“This grant was a wonderful tool and resource for our local merchants during these difficult times,” said Tami Langdon, community development coordinator for the Town of Mocksville. “A huge thanks to Duke Energy and of course, our committee… Jane Simpson, Davie Community Foundation; Caroline Moser and the Davie County Chamber of Commerce; Larry Colbourne, Mebane Foundation; Dottie Graham, Skyline National Bank; and Town of Mocksville Community Development.”
Grant recipients expressed their gratitude and shared the impact the funds will have on their businesses.
“As the owners of two Main Street businesses, The Station General Store and Taproom and Southern Ties Boutique, we are overwhelmed with gratitude for the opportunities receiving this grant gives us,” said Bryan and Suzanne Lakey. “At Southern Ties we were able to build an app that allowed us to sell online with ease during the COVID shutdowns. Our app will continue giving customers the chance to shop from home while still offering local pick-up, bringing people downtown to our storefront.
“The Station added outdoor heaters and additional patio enhancements that allowed customers to enjoy coming downtown to have a drink or a sno-ball with friends outside during the heightened COVID restrictions this past year.
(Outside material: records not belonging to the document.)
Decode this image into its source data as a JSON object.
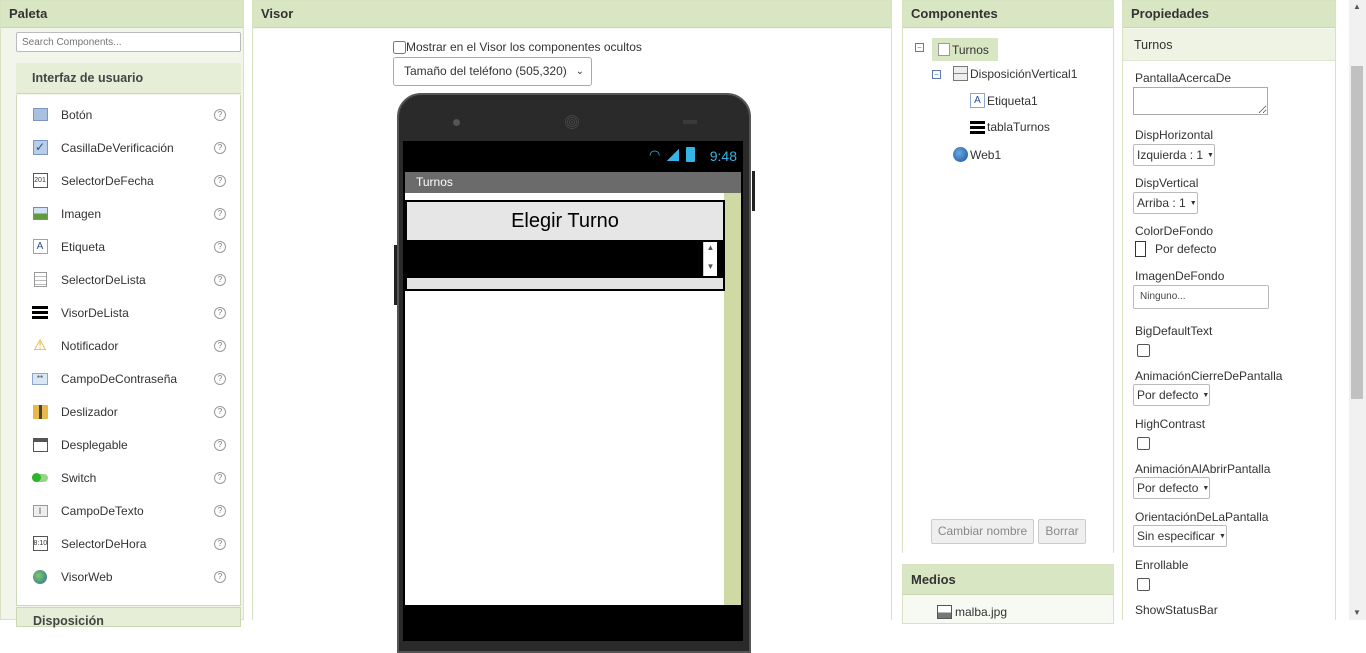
{
  "paleta": {
    "title": "Paleta",
    "search_placeholder": "Search Components...",
    "category": "Interfaz de usuario",
    "next_category": "Disposición",
    "help": "?",
    "items": [
      {
        "label": "Botón",
        "icon": "button-icon"
      },
      {
        "label": "CasillaDeVerificación",
        "icon": "checkbox-icon"
      },
      {
        "label": "SelectorDeFecha",
        "icon": "datepicker-icon"
      },
      {
        "label": "Imagen",
        "icon": "image-icon"
      },
      {
        "label": "Etiqueta",
        "icon": "label-icon"
      },
      {
        "label": "SelectorDeLista",
        "icon": "listpicker-icon"
      },
      {
        "label": "VisorDeLista",
        "icon": "listview-icon"
      },
      {
        "label": "Notificador",
        "icon": "notifier-icon"
      },
      {
        "label": "CampoDeContraseña",
        "icon": "password-icon"
      },
      {
        "label": "Deslizador",
        "icon": "slider-icon"
      },
      {
        "label": "Desplegable",
        "icon": "spinner-icon"
      },
      {
        "label": "Switch",
        "icon": "switch-icon"
      },
      {
        "label": "CampoDeTexto",
        "icon": "textbox-icon"
      },
      {
        "label": "SelectorDeHora",
        "icon": "timepicker-icon"
      },
      {
        "label": "VisorWeb",
        "icon": "webviewer-icon"
      }
    ]
  },
  "visor": {
    "title": "Visor",
    "hidden_label": "Mostrar en el Visor los componentes ocultos",
    "size_select": "Tamaño del teléfono (505,320)",
    "phone": {
      "clock": "9:48",
      "screen_title": "Turnos",
      "label_text": "Elegir Turno"
    }
  },
  "componentes": {
    "title": "Componentes",
    "tree": {
      "root": "Turnos",
      "vertical": "DisposiciónVertical1",
      "label": "Etiqueta1",
      "table": "tablaTurnos",
      "web": "Web1"
    },
    "rename_button": "Cambiar nombre",
    "delete_button": "Borrar"
  },
  "medios": {
    "title": "Medios",
    "file": "malba.jpg"
  },
  "propiedades": {
    "title": "Propiedades",
    "component": "Turnos",
    "about_label": "PantallaAcercaDe",
    "align_h_label": "DispHorizontal",
    "align_h_value": "Izquierda : 1",
    "align_v_label": "DispVertical",
    "align_v_value": "Arriba : 1",
    "bg_color_label": "ColorDeFondo",
    "bg_color_value": "Por defecto",
    "bg_image_label": "ImagenDeFondo",
    "bg_image_value": "Ninguno...",
    "big_text_label": "BigDefaultText",
    "close_anim_label": "AnimaciónCierreDePantalla",
    "close_anim_value": "Por defecto",
    "high_contrast_label": "HighContrast",
    "open_anim_label": "AnimaciónAlAbrirPantalla",
    "open_anim_value": "Por defecto",
    "orientation_label": "OrientaciónDeLaPantalla",
    "orientation_value": "Sin especificar",
    "scrollable_label": "Enrollable",
    "status_bar_label": "ShowStatusBar"
  },
  "colors": {
    "header_green": "#d9e6c3",
    "accent_blue": "#35b5e5",
    "screen_side": "#cfd9a4"
  }
}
We look forward to seeing Main Street grow and creating a welcoming place our community and anyone traveling through will enjoy.”
Stephanie Shoffner, owner of Lydia James, was equally thankful. “I am thrilled to be chosen as one of the recipients for the Main Street Makeover Grant. This grant will help grow our e-commerce business, as well as help us host events to encourage more people to visit beautiful downtown Mocksville.”
Langdon is eager to watch the positive impact that the Main Street Makeover grants will have on these merchants and Downtown Mocksville as a whole.
“Downtown Mocksville is blessed to have such a diverse and energetic group of merchants. May we all remember not only during this holiday season but throughout the year – shop local and support small businesses.